  • Multiple Sclerosis
  • Muscle stiffness
  • Muscle twitching
  • Myoneural Disorder
  • Non-diabetic neuropathy
  • Seizures
  • Swallowing problems
  • Trouble walking, talking, controlling limbs

Neurological Problems

  • “General motor dysfunction”
    • Ataxia
    • Dystonia
    • Myoclonus
    • Spasms
    • Twitching/fasticulations
  • Demyelinating Diseases
  • Episodic paroxysmal neuromuscular disorders
  • Muscular Sclerosis
  • Neuropathy
  • Parkinsonism
  • Progressive ataxia, Motor Neuron Disease/Amyotrophic Lateral Sclerosis
  • Progressive Supranuclear Palsy
  • Seizures

Sleep Problems

  • Central apnea
  • Insomnia
  • Other sleep disorder
  • Sundowning

Speech Problems

  • Diagnosed acquired speech disorder (verbal apraxia, dysarthria, anarthria)
  • Difficulty holding on to words long enough to speak them
  • Organizing speech
  • Recalling words
  • Slurred speech when tired
  • Stuttering when overwhelmed

Unexpected Unusual Reactions to Previously Safe Medications

  • Albuterol
  • Lidocaine
  • Novocaine
  • Proparacaine
  • OTC drugs that act on sodium/calcium/magnesium blockers (antacids, acid reducers, stool softeners, certain allergy meds like Allegra) 
    • Drugs mentioned may cause
      • Transient hemiplegia
      • Stuttering or loss of speech (tetany seizures)
      • Heart palpitations
      • Irregular heart beat
      • Tachycardia or cardiac arrest  

Urological Dysfunction

  • Erectile dysfunction
  • Frequent UTIs
  • Overactive bladder
  • Renal failure
  • Underactive bladder

Vision Problems

  • Changes in vision, blurred, distorted
  • Difficulty recognizing people who should be familiar
  • Distorted vision
  • Eyes not working together
  • Headaches from using vision
  • Motion sensitivity (if it causes you headaches, nausea, triggers seizures, etc)
  • Photosensitivity to flashing or moving lights (if they cause you distress, trigger seizures, etc)
  • Problems with depth perception
  • Problems with hand/eye coordination
  • Pupil dysfunction
  • Reading causes seizures
  • Sensitivity to lights, screens
  • Visual neglect (not seeing or recognizing part of the area within your field of vision)

Citations

1. Morse MS, Berg JS, Ten Wolde RL. Diffuse Electrical Injury – A Study of 136 Subjects.
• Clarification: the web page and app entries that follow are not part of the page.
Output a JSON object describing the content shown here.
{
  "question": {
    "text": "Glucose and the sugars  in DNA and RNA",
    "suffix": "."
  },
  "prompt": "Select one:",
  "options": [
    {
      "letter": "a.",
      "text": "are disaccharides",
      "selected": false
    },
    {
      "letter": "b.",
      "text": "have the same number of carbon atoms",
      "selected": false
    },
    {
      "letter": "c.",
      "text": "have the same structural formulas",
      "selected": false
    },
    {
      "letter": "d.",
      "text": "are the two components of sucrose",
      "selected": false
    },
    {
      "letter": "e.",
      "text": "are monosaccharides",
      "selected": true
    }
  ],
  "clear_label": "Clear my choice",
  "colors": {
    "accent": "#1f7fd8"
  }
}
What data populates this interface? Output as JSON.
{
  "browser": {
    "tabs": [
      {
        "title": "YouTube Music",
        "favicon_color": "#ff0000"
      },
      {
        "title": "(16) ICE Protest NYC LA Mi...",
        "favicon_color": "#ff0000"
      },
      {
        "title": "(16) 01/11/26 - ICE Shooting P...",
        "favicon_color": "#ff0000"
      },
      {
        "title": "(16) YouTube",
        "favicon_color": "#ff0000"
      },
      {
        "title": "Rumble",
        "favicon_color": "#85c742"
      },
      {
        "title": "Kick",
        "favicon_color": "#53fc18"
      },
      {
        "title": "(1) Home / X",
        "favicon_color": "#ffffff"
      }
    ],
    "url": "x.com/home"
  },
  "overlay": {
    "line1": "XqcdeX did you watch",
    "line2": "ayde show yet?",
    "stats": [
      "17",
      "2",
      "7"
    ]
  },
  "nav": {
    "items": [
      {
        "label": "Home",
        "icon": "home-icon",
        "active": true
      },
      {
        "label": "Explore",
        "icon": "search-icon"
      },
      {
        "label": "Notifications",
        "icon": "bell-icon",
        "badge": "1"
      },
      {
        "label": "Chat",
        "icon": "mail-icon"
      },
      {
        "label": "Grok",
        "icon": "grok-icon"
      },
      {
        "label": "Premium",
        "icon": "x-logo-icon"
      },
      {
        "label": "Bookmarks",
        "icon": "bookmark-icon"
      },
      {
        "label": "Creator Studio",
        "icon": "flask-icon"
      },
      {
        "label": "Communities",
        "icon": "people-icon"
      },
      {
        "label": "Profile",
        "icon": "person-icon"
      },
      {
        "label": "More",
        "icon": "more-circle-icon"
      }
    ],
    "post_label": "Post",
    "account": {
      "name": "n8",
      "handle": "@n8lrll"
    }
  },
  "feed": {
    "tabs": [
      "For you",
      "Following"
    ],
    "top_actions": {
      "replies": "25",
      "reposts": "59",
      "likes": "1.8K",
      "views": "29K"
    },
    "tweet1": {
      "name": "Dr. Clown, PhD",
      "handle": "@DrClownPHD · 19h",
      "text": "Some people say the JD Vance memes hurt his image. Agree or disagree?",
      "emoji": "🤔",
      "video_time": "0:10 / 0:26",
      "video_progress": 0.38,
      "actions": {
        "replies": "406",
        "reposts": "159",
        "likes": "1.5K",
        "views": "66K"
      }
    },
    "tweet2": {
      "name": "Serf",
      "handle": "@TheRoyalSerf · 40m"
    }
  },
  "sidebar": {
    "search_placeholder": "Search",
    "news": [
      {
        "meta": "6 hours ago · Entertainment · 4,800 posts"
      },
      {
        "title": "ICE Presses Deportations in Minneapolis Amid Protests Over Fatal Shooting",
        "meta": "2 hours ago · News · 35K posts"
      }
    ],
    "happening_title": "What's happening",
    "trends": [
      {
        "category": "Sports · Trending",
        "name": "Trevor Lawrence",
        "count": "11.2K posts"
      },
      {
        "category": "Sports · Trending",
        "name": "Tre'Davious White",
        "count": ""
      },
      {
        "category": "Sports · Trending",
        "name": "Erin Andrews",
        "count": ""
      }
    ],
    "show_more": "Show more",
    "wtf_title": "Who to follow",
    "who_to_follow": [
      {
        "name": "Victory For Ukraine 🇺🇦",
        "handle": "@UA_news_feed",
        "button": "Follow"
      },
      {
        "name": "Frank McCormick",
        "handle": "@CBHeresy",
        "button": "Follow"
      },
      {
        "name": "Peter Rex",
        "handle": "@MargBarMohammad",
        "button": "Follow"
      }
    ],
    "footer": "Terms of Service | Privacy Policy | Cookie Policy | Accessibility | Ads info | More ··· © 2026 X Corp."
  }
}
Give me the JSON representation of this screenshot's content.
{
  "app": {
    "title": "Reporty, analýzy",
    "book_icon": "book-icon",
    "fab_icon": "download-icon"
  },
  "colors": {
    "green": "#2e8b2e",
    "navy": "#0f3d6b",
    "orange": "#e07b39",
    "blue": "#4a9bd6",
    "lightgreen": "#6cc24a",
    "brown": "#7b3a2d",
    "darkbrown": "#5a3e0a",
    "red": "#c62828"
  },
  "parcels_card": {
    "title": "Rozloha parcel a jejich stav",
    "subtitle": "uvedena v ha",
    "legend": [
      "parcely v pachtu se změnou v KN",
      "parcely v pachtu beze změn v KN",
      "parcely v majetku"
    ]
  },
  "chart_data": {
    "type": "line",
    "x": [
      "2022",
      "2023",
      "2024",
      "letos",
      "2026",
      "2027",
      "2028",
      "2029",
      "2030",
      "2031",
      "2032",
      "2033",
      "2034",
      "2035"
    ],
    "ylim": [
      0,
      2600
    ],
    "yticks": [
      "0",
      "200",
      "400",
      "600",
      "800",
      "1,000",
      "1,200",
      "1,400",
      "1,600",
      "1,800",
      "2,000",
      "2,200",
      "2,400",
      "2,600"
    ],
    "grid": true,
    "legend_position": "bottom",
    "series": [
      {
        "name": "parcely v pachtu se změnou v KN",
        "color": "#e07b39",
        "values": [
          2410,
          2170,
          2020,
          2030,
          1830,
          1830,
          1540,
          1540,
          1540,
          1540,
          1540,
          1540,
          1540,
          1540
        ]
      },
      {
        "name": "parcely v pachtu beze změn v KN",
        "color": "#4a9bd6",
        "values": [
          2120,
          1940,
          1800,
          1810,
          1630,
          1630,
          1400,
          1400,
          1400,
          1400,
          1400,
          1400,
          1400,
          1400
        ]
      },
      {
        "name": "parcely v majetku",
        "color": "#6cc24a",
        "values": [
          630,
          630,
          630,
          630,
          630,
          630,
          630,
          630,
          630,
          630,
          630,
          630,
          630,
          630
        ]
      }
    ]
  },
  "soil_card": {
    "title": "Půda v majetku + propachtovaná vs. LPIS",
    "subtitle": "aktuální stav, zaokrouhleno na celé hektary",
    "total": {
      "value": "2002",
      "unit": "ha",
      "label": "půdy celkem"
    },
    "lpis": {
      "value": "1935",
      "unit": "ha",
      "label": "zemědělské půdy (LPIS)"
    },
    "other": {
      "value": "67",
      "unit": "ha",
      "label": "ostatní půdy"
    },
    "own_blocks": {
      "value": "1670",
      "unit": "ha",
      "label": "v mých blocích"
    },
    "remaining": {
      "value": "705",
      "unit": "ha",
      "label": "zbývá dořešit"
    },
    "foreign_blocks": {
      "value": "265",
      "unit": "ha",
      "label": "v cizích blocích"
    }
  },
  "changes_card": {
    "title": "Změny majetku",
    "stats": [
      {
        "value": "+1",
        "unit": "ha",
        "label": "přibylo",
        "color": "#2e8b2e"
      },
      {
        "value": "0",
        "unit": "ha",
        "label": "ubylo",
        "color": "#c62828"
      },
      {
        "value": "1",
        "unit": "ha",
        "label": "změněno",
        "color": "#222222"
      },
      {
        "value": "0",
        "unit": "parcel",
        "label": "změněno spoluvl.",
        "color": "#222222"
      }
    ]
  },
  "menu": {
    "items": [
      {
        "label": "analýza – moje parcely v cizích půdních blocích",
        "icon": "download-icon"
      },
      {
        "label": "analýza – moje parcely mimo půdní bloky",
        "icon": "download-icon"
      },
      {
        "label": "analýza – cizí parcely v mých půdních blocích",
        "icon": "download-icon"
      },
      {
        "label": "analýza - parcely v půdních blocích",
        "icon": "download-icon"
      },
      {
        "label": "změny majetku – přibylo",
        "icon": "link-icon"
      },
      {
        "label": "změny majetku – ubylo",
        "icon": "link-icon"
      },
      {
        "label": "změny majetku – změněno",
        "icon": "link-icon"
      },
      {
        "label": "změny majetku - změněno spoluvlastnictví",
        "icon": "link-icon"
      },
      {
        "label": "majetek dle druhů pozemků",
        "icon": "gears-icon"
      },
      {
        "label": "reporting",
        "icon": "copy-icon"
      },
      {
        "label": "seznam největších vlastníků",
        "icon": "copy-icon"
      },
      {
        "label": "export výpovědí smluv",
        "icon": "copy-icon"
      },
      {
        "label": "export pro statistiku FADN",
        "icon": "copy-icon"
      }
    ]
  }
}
Annu Int Conf IEEE Eng Med Biol – Proc. 2003;2(March):1694-1697. doi:10.1109/iembs.2003.1279716 

2. Morse MS, Berg JS, Ten Wolde RL. Diffuse electrical injury: A study of 89 subjects reporting long-term symptomatology that is remote to the theoretical current pathway. IEEE Trans Biomed Eng. 2004;51(8):1449-1459. doi:10.1109/TBME.2004.827343

Further Reading

Do you have a side effect not listed?

Did you have side effects from ECT you weren’t warned of?

Participate in Electrical Injury Research

Anna

Anna is a childhood psychiatric drug and a teenage electroshock survivor. She founded Life After ECT to ensure people injured by electroconvulsive therapy have easy access to resources that can help them understand their injuries and find a path to recovery.